The company’s competitors, and they are many and varied, have implemented some desperate moves to counter Apple’s explosive growth and dominant positioning. How’s that working out so far?
On Disrupting The Disruptor
Desperate moves? Actually, yes. Up and down the line up of would-be Apple competitors, desperate actions seem to be the norm.
The critics laughed at the iPod when it was launched over a decade ago. But the iPod paved the way for the iTunes Music Store, now the largest media retailer in the world.
Apple’s retail stores were considered to be an albatross, an expensive example of Apple jumping the shark, yet today they’re ubiquitous, and highly profitable.
Critics scoffed at the iPhone as mere eye candy; not a smart phone for the enterprise; yet it dominates both consumer and business.
The iPad was laughed at as nothing more than a large iPod touch (fair enough), but now dominates the now crowded field of tablet purveyors.
What of the competition and their desperate moves?

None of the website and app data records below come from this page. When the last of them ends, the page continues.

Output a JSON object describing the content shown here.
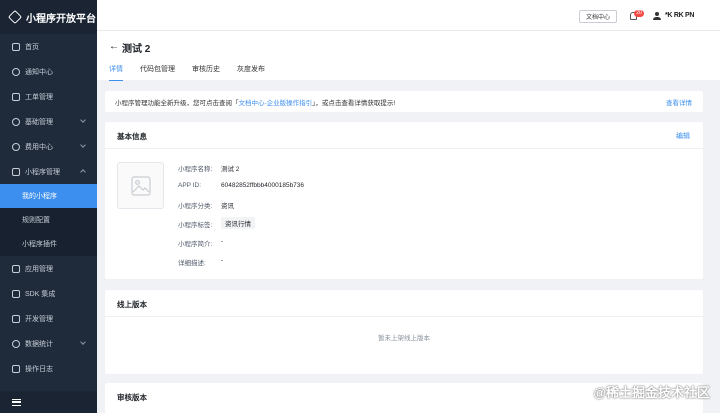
{
  "brand": {
    "title": "小程序开放平台"
  },
  "sidebar": {
    "items": [
      {
        "label": "首页"
      },
      {
        "label": "通知中心"
      },
      {
        "label": "工单管理"
      },
      {
        "label": "基础管理"
      },
      {
        "label": "费用中心"
      },
      {
        "label": "小程序管理"
      },
      {
        "label": "我的小程序"
      },
      {
        "label": "规则配置"
      },
      {
        "label": "小程序插件"
      },
      {
        "label": "应用管理"
      },
      {
        "label": "SDK 集成"
      },
      {
        "label": "开发管理"
      },
      {
        "label": "数据统计"
      },
      {
        "label": "操作日志"
      }
    ]
  },
  "header": {
    "doc_button": "文档中心",
    "notif_count": "20",
    "username": "*K RK PN"
  },
  "page": {
    "back": "←",
    "title": "测试 2",
    "tabs": [
      {
        "label": "详情"
      },
      {
        "label": "代码包管理"
      },
      {
        "label": "审核历史"
      },
      {
        "label": "灰度发布"
      }
    ]
  },
  "notice": {
    "text_before": "小程序管理功能全新升级，您可点击查阅「",
    "link": "文档中心-企业版操作指引",
    "text_after": "」，或点击查看详情获取提示!",
    "action": "查看详情"
  },
  "basic_info": {
    "title": "基本信息",
    "edit": "编辑",
    "fields": [
      {
        "label": "小程序名称:",
        "value": "测试 2"
      },
      {
        "label": "APP ID:",
        "value": "60482852ffbbb4000185b736"
      },
      {
        "label": "小程序分类:",
        "value": "资讯"
      },
      {
        "label": "小程序标签:",
        "value": "资讯行情"
      },
      {
        "label": "小程序简介:",
        "value": "-"
      },
      {
        "label": "详细描述:",
        "value": "-"
      }
    ]
  },
  "online_version": {
    "title": "线上版本",
    "empty": "暂未上架线上版本"
  },
  "review_version": {
    "title": "审核版本"
  },
  "watermark": "@稀土掘金技术社区"
}
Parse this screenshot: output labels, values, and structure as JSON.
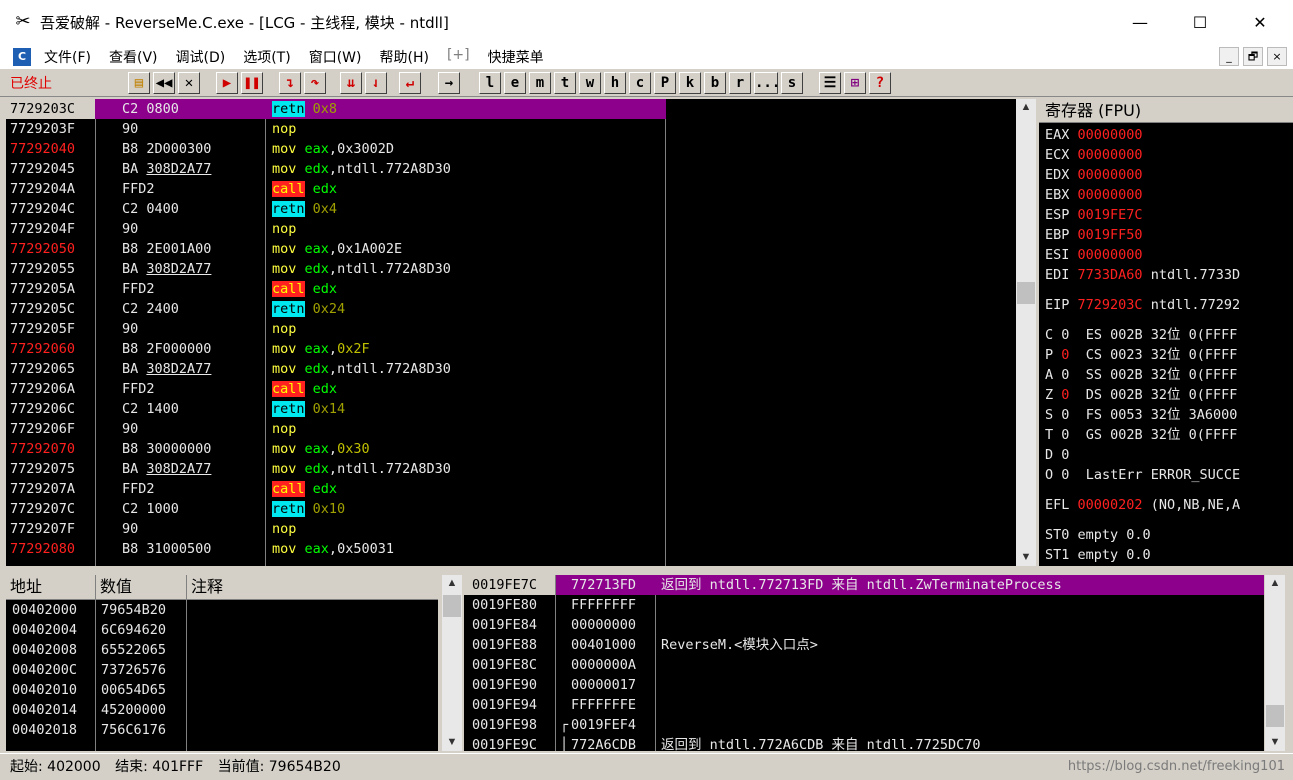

Microsoft is opening their own stores, as close to an Apple Store as possible (taking a cue from Burger King’s playbook which shadowed McDonald’s locations).
Google and Amazon, which hope to make revenue and eventually profits from iPhone and iPad knockoffs, sell their competitive devices at about the manufacturing cost; hoping to make it up on volume, I guess.
Microsoft launched a tablet-like device that also acts as a notebook with Windows, called it a no-compromise device, which was quickly skewered by tech pundits as being an overpriced and compromised device.
Now there’s word that Google might launch there own brand of retail stores later this year. It’s widely known that Microsoft’s stores don’t make money, and it would appear that Google’s stores would lose money, too. It’s important to sell a product with actual profit margins to help pay the cost of overhead.
The only major competitor to take a bite from Apple’s revenue and profit stream seems to be Samsung, which does so by spending ten times the amount Apple spends on advertising, and by copying Apple products, seemingly at the atomic level.
Even then, Apple’s profits far surpass those of Samsung’s efforts in smart phones and tablets, leaving the rest of the competitive field not so very competitive. All are losing money on their own smart phone and tablet efforts while Apple’s revenue, profits, and customer base continue to grow.
How can the competitors compete? Differentiation. The problem that Apple’s competitors have is insufficient differentiation. And, where they differ the most is in price, which means lower revenue, and little profit. Or, in screen size (which ups the product cost, further diminishing margins).
There’s just not enough differentiation to take a bite from Apple’s revenue and profits.
Check out my missive The Problem That Microsoft, Google, Samsung, Amazon And PC Makers Really Have With Apple for more insight.